Pledging is one of the most important elements of the Forum and Save the Children will be sharing several. For example, we know that teachers are at the frontline of refugee education work and need to be supported while coping with the challenges of the environments in which they work, so we pledge to improve the capacity and working conditions of refugee and host community teachers.  We will also announce the expansion of our Return to Learning program in Lebanon, Uganda and Colombia, which combines programmatic interventions with advocacy to get refugee children back to learning within 90 days of arrival in a host country. Through the Initiative for Child Rights in the Global Compacts we made pledges to improve cross-border child protection cooperation and case management and to strengthen funding and resources for child protection. The Initiative for Child Rights in the Global Compacts also developed a guidance paper to assist stakeholders in positioning children at the center of their pledges.

The Way Forward

In the lead up to the Forum, we worked closely with UNHCR, Member States and other stakeholders to produce the Global Framework for Refugee Education, a comprehensive guide and pledging framework to help achieve inclusive and equitable quality education for refugees by 2030. While the Framework marks an important step forward, it cannot be viewed as an end in itself. We know that millions of refugee children and youth are missing out on their right to quality education, and that allowing the education of millions of refugee children and youth to be cut short by conflict and displacement is not just ethically indefensible, it is economically ruinous. Addressing this injustice and achieving the full promise of the Compact and the Sustainable Development Goals will require a Global Plan of Action for Refugee Education that takes stock of pledges made during the Forum and identifies where the gaps remain.

As we reach the end of our Centennial year I’m reminded of our founder Eglantyne Jebb, who once said: “Save the Children is often told that its aims are impossible- that there has always been child suffering and there always will be. We know. It’s impossible only if we make it so. It’s impossible only if we refuse to attempt it.” Ensuring all refugee children can reach their full potential is a monumental task, but it is not an impossible one. Indeed, with the Global Compact on Refugees, the Global Refugee Forum and the potential for a Global Plan of Action for Refugee Education, we have the tools to achieve this goal. I urge those in governments, the United Nations and civil society to heed Eglantyne Jebb’s words and join us in working toward a world where all children can survive and thrive.

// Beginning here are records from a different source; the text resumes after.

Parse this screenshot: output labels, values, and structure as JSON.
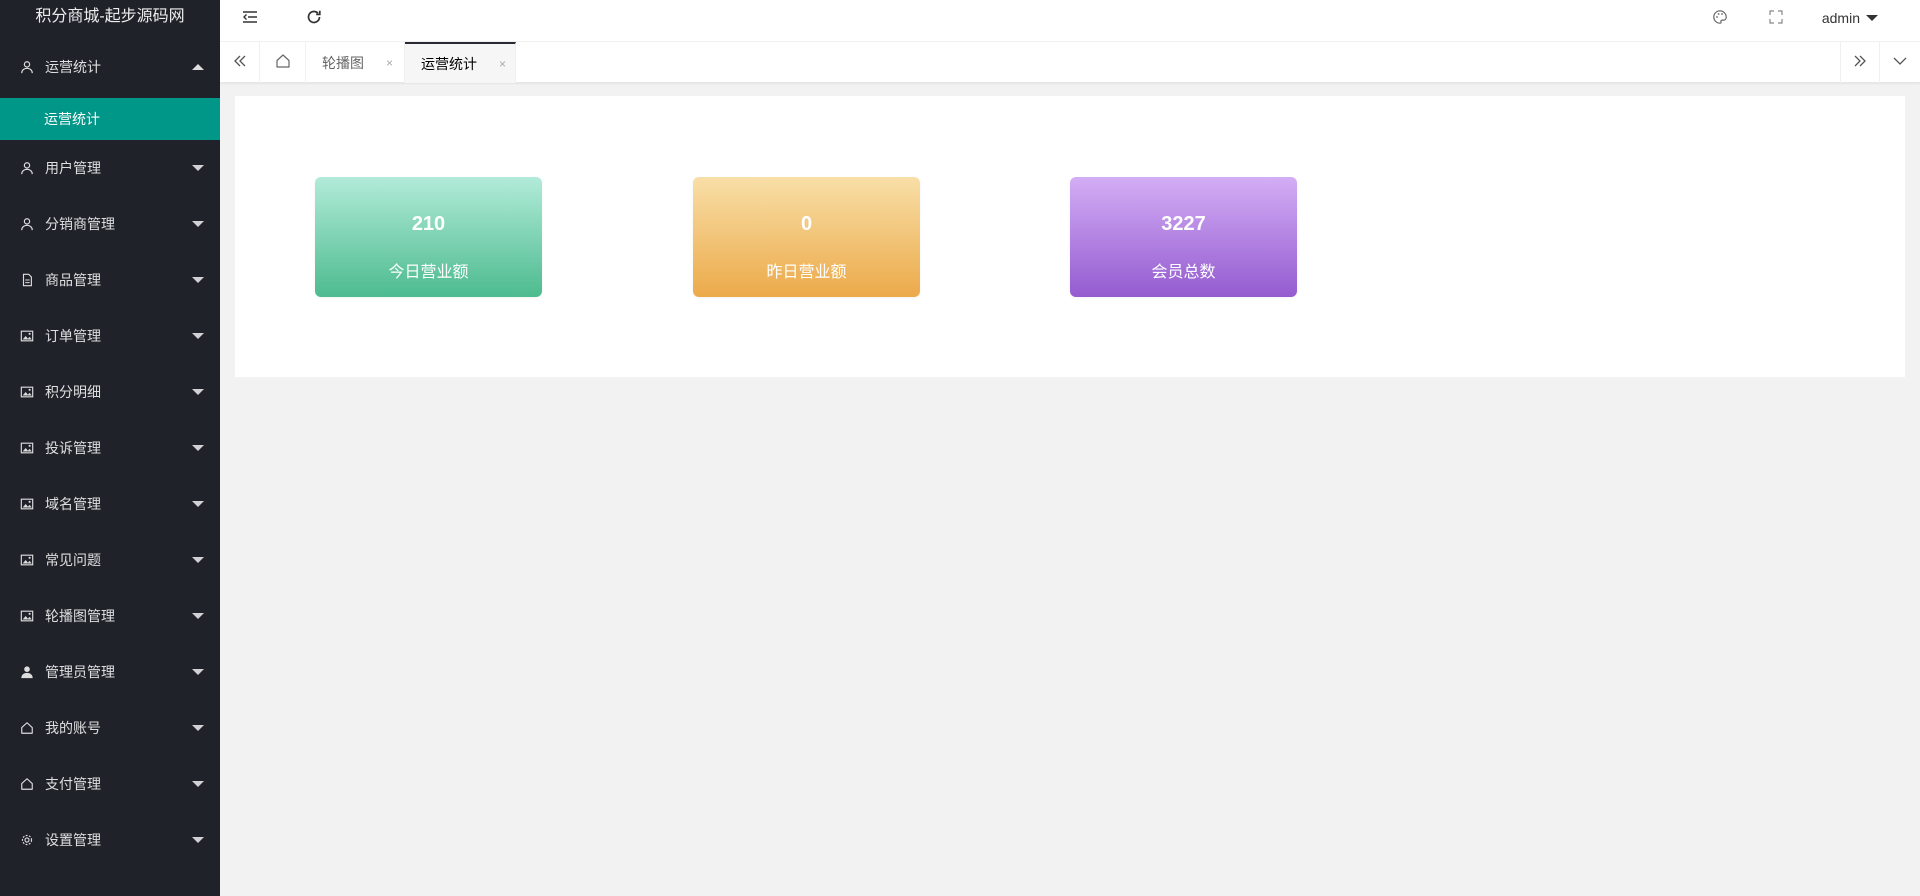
{
  "app": {
    "title": "积分商城-起步源码网"
  },
  "sidebar": {
    "items": [
      {
        "label": "运营统计",
        "icon": "user-icon",
        "expanded": true,
        "children": [
          {
            "label": "运营统计",
            "active": true
          }
        ]
      },
      {
        "label": "用户管理",
        "icon": "user-icon"
      },
      {
        "label": "分销商管理",
        "icon": "user-icon"
      },
      {
        "label": "商品管理",
        "icon": "file-icon"
      },
      {
        "label": "订单管理",
        "icon": "image-icon"
      },
      {
        "label": "积分明细",
        "icon": "image-icon"
      },
      {
        "label": "投诉管理",
        "icon": "image-icon"
      },
      {
        "label": "域名管理",
        "icon": "image-icon"
      },
      {
        "label": "常见问题",
        "icon": "image-icon"
      },
      {
        "label": "轮播图管理",
        "icon": "image-icon"
      },
      {
        "label": "管理员管理",
        "icon": "user-solid-icon"
      },
      {
        "label": "我的账号",
        "icon": "home-icon"
      },
      {
        "label": "支付管理",
        "icon": "home-icon"
      },
      {
        "label": "设置管理",
        "icon": "gear-icon"
      }
    ]
  },
  "header": {
    "user": "admin",
    "icons": [
      "menu-fold-icon",
      "refresh-icon",
      "palette-icon",
      "fullscreen-icon"
    ]
  },
  "tabs": {
    "items": [
      {
        "label": "轮播图",
        "active": false
      },
      {
        "label": "运营统计",
        "active": true
      }
    ],
    "close_glyph": "×"
  },
  "stats": [
    {
      "value": "210",
      "label": "今日营业额",
      "color": "green"
    },
    {
      "value": "0",
      "label": "昨日营业额",
      "color": "orange"
    },
    {
      "value": "3227",
      "label": "会员总数",
      "color": "purple"
    }
  ],
  "colors": {
    "sidebar_bg": "#20222a",
    "active_item": "#009688",
    "page_bg": "#f2f2f2"
  }
}
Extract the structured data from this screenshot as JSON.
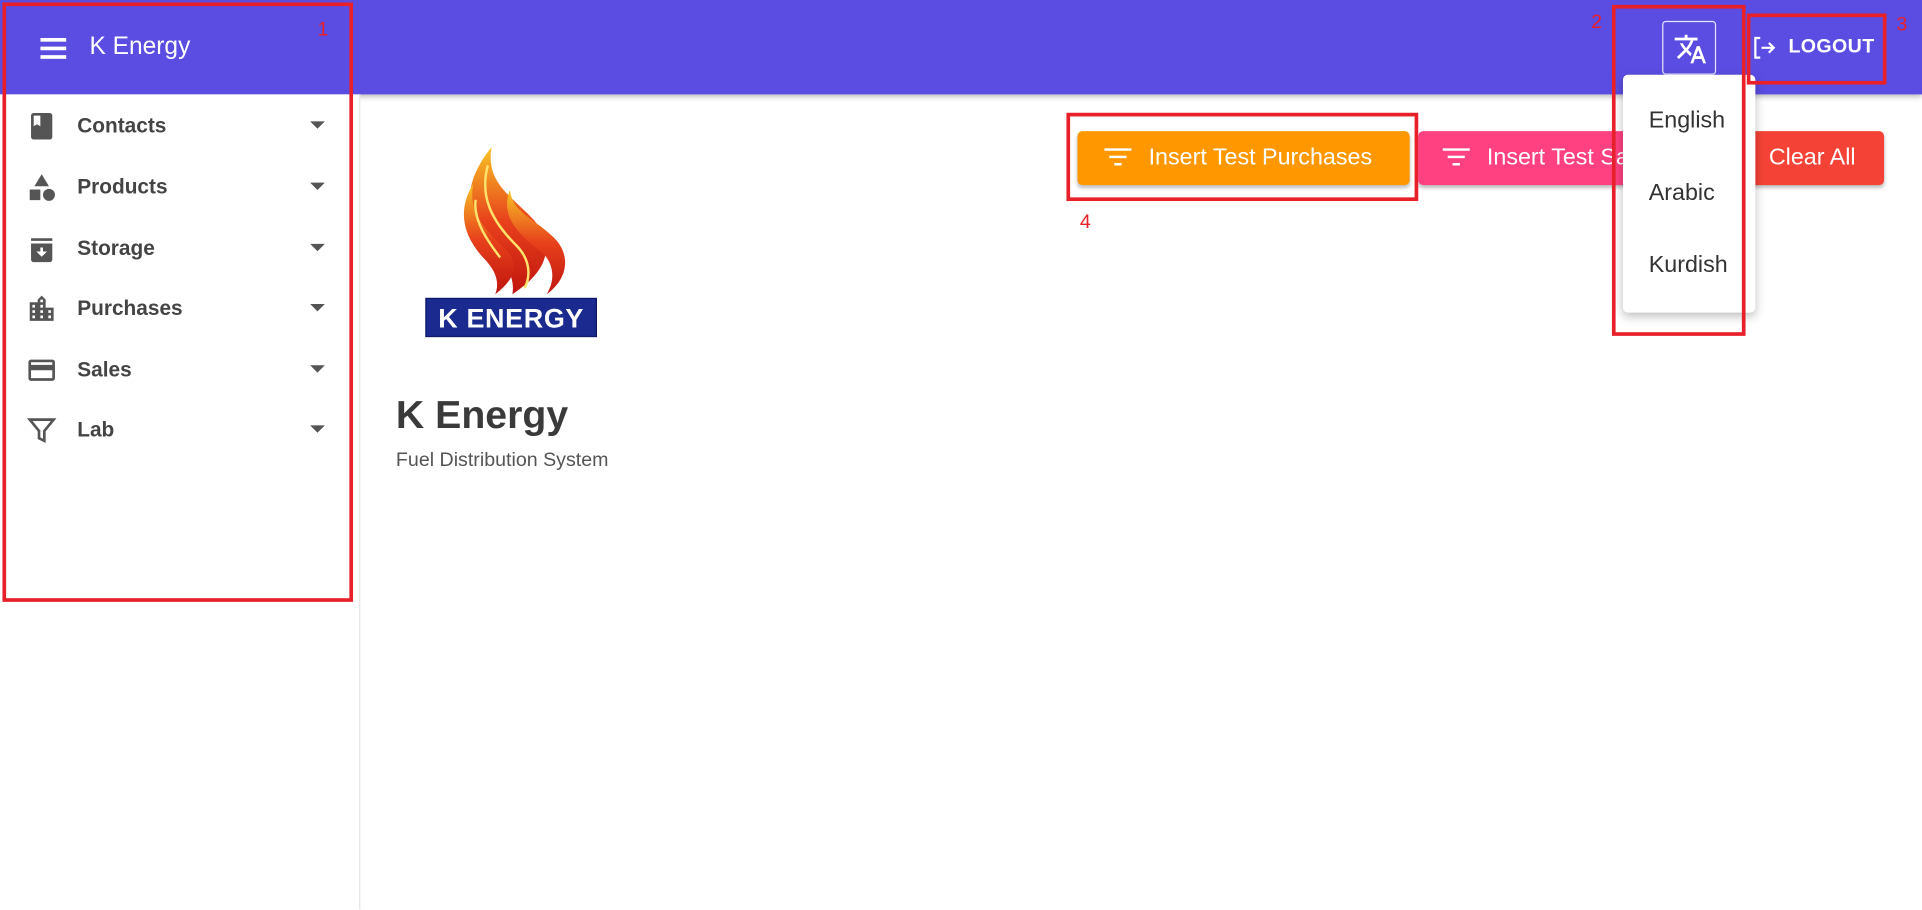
{
  "appbar": {
    "title": "K Energy",
    "logout_label": "LOGOUT",
    "background_color": "#5b4de2"
  },
  "sidebar": {
    "items": [
      {
        "label": "Contacts",
        "icon": "contacts-book-icon"
      },
      {
        "label": "Products",
        "icon": "category-shapes-icon"
      },
      {
        "label": "Storage",
        "icon": "archive-box-icon"
      },
      {
        "label": "Purchases",
        "icon": "buildings-icon"
      },
      {
        "label": "Sales",
        "icon": "credit-card-icon"
      },
      {
        "label": "Lab",
        "icon": "filter-funnel-icon"
      }
    ]
  },
  "main": {
    "logo_text": "K ENERGY",
    "title": "K Energy",
    "subtitle": "Fuel Distribution System",
    "buttons": {
      "insert_purchases": "Insert Test Purchases",
      "insert_sales": "Insert Test Sales",
      "clear_all": "Clear All"
    },
    "button_colors": {
      "insert_purchases": "#ff9800",
      "insert_sales": "#ff4081",
      "clear_all": "#f44336"
    }
  },
  "language_menu": {
    "options": [
      "English",
      "Arabic",
      "Kurdish"
    ]
  },
  "annotations": {
    "labels": [
      "1",
      "2",
      "3",
      "4"
    ],
    "color": "#e8202a"
  }
}
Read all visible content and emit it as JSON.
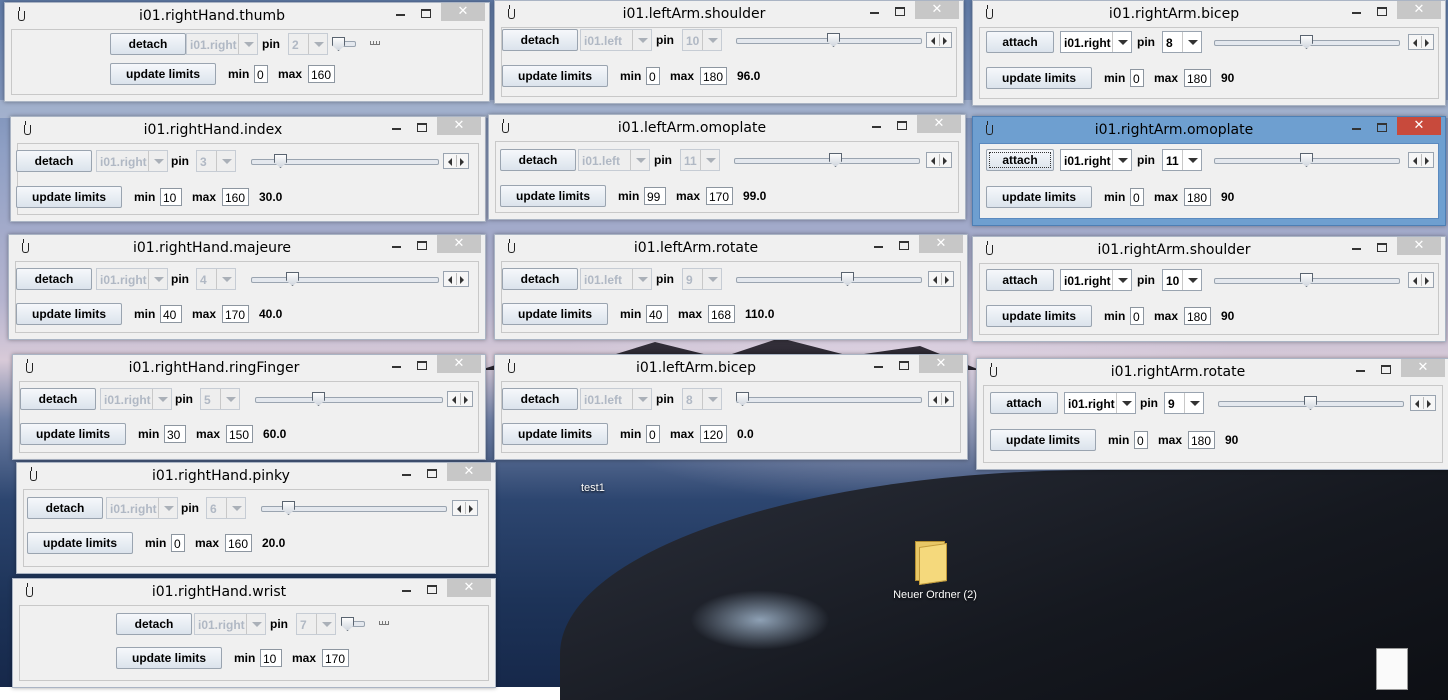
{
  "desktop": {
    "folder_label": "Neuer Ordner (2)",
    "test_label": "test1"
  },
  "labels": {
    "pin": "pin",
    "min": "min",
    "max": "max",
    "update": "update limits"
  },
  "windows": {
    "rh_thumb": {
      "title": "i01.rightHand.thumb",
      "action": "detach",
      "controller": "i01.right",
      "pin": "2",
      "min": "0",
      "max": "160",
      "value": "",
      "position": 0
    },
    "rh_index": {
      "title": "i01.rightHand.index",
      "action": "detach",
      "controller": "i01.right",
      "pin": "3",
      "min": "10",
      "max": "160",
      "value": "30.0",
      "position": 0.13
    },
    "rh_majeure": {
      "title": "i01.rightHand.majeure",
      "action": "detach",
      "controller": "i01.right",
      "pin": "4",
      "min": "40",
      "max": "170",
      "value": "40.0",
      "position": 0.2
    },
    "rh_ring": {
      "title": "i01.rightHand.ringFinger",
      "action": "detach",
      "controller": "i01.right",
      "pin": "5",
      "min": "30",
      "max": "150",
      "value": "60.0",
      "position": 0.33
    },
    "rh_pinky": {
      "title": "i01.rightHand.pinky",
      "action": "detach",
      "controller": "i01.right",
      "pin": "6",
      "min": "0",
      "max": "160",
      "value": "20.0",
      "position": 0.12
    },
    "rh_wrist": {
      "title": "i01.rightHand.wrist",
      "action": "detach",
      "controller": "i01.right",
      "pin": "7",
      "min": "10",
      "max": "170",
      "value": "",
      "position": 0
    },
    "la_shoulder": {
      "title": "i01.leftArm.shoulder",
      "action": "detach",
      "controller": "i01.left",
      "pin": "10",
      "min": "0",
      "max": "180",
      "value": "96.0",
      "position": 0.53
    },
    "la_omoplate": {
      "title": "i01.leftArm.omoplate",
      "action": "detach",
      "controller": "i01.left",
      "pin": "11",
      "min": "99",
      "max": "170",
      "value": "99.0",
      "position": 0.55
    },
    "la_rotate": {
      "title": "i01.leftArm.rotate",
      "action": "detach",
      "controller": "i01.left",
      "pin": "9",
      "min": "40",
      "max": "168",
      "value": "110.0",
      "position": 0.61
    },
    "la_bicep": {
      "title": "i01.leftArm.bicep",
      "action": "detach",
      "controller": "i01.left",
      "pin": "8",
      "min": "0",
      "max": "120",
      "value": "0.0",
      "position": 0
    },
    "ra_bicep": {
      "title": "i01.rightArm.bicep",
      "action": "attach",
      "controller": "i01.right",
      "pin": "8",
      "min": "0",
      "max": "180",
      "value": "90",
      "position": 0.5
    },
    "ra_omoplate": {
      "title": "i01.rightArm.omoplate",
      "action": "attach",
      "controller": "i01.right",
      "pin": "11",
      "min": "0",
      "max": "180",
      "value": "90",
      "position": 0.5
    },
    "ra_shoulder": {
      "title": "i01.rightArm.shoulder",
      "action": "attach",
      "controller": "i01.right",
      "pin": "10",
      "min": "0",
      "max": "180",
      "value": "90",
      "position": 0.5
    },
    "ra_rotate": {
      "title": "i01.rightArm.rotate",
      "action": "attach",
      "controller": "i01.right",
      "pin": "9",
      "min": "0",
      "max": "180",
      "value": "90",
      "position": 0.5
    }
  },
  "colors": {
    "active_titlebar": "#6e9fd0",
    "close_active": "#c84a3c",
    "disabled_text": "#b0b8c4"
  }
}
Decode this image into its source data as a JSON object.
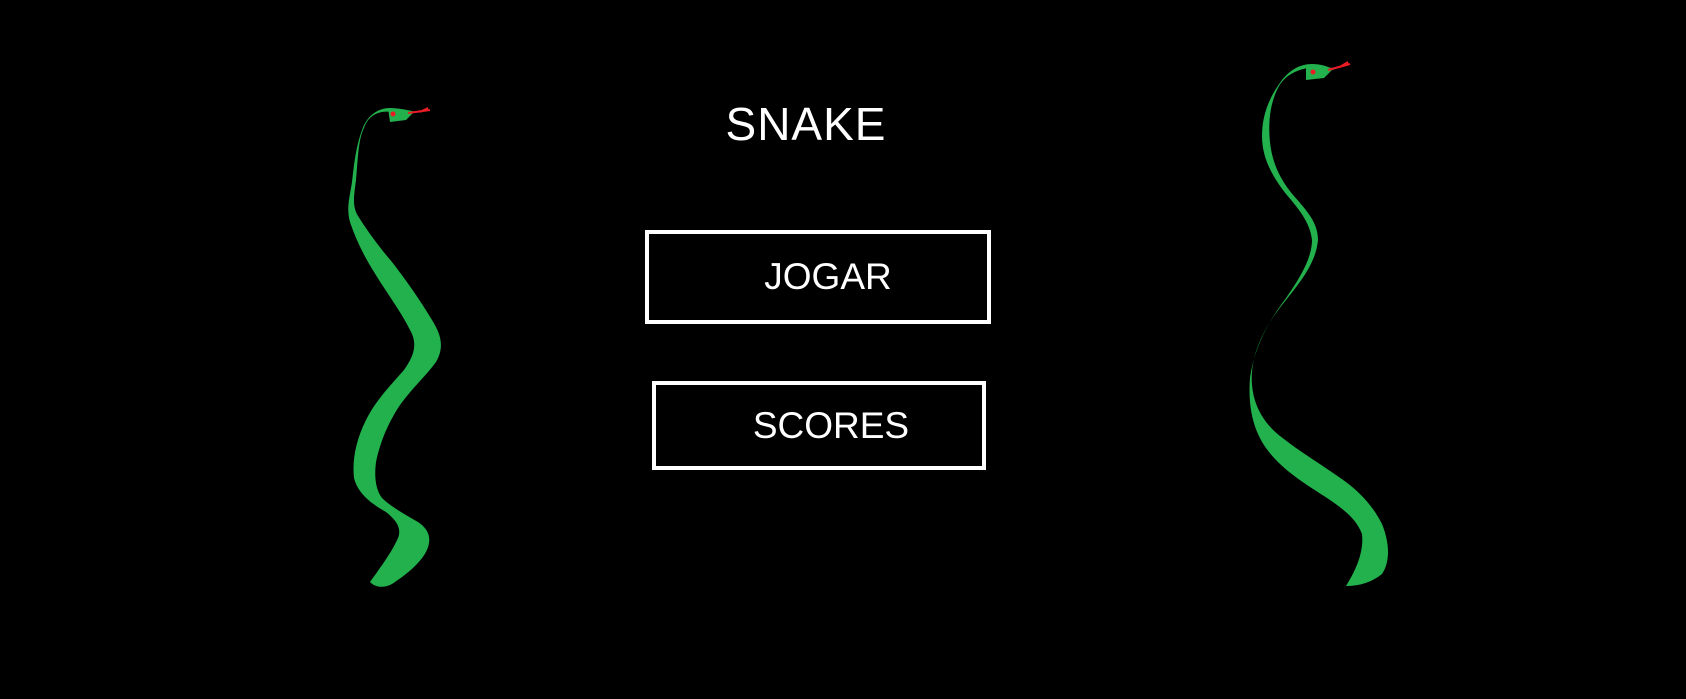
{
  "menu": {
    "title": "SNAKE",
    "play_label": "JOGAR",
    "scores_label": "SCORES"
  },
  "colors": {
    "background": "#000000",
    "text": "#ffffff",
    "snake_body": "#22b14c",
    "snake_tongue": "#ed1c24"
  },
  "decorations": {
    "left_snake": "snake-icon",
    "right_snake": "snake-icon"
  }
}
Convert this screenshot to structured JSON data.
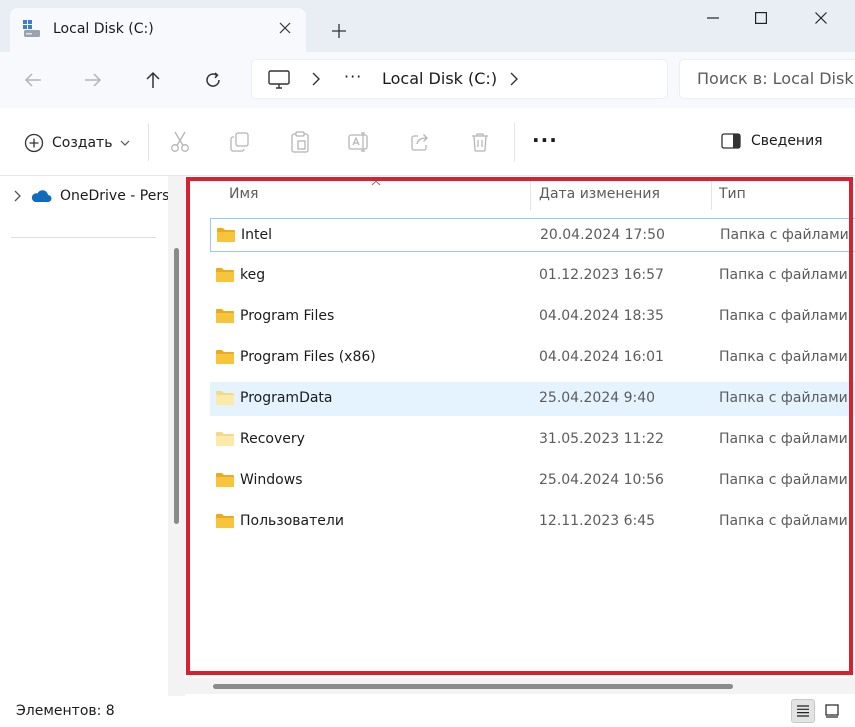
{
  "window": {
    "tab_title": "Local Disk (C:)",
    "new_tab_symbol": "+"
  },
  "address": {
    "overflow": "···",
    "crumb": "Local Disk (C:)"
  },
  "search": {
    "placeholder": "Поиск в: Local Disk"
  },
  "commandbar": {
    "create_label": "Создать",
    "more": "···",
    "details_label": "Сведения"
  },
  "nav": {
    "onedrive_label": "OneDrive - Pers"
  },
  "columns": {
    "name": "Имя",
    "date": "Дата изменения",
    "type": "Тип"
  },
  "files": [
    {
      "name": "Intel",
      "date": "20.04.2024 17:50",
      "type": "Папка с файлами",
      "faded": false
    },
    {
      "name": "keg",
      "date": "01.12.2023 16:57",
      "type": "Папка с файлами",
      "faded": false
    },
    {
      "name": "Program Files",
      "date": "04.04.2024 18:35",
      "type": "Папка с файлами",
      "faded": false
    },
    {
      "name": "Program Files (x86)",
      "date": "04.04.2024 16:01",
      "type": "Папка с файлами",
      "faded": false
    },
    {
      "name": "ProgramData",
      "date": "25.04.2024 9:40",
      "type": "Папка с файлами",
      "faded": true
    },
    {
      "name": "Recovery",
      "date": "31.05.2023 11:22",
      "type": "Папка с файлами",
      "faded": true
    },
    {
      "name": "Windows",
      "date": "25.04.2024 10:56",
      "type": "Папка с файлами",
      "faded": false
    },
    {
      "name": "Пользователи",
      "date": "12.11.2023 6:45",
      "type": "Папка с файлами",
      "faded": false
    }
  ],
  "status": {
    "count": "Элементов: 8"
  },
  "colors": {
    "accent_frame": "#d8202f",
    "folder": "#f8c53a",
    "hover_row": "#e5f3ff"
  }
}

We stand side by side with children in the world's toughest places.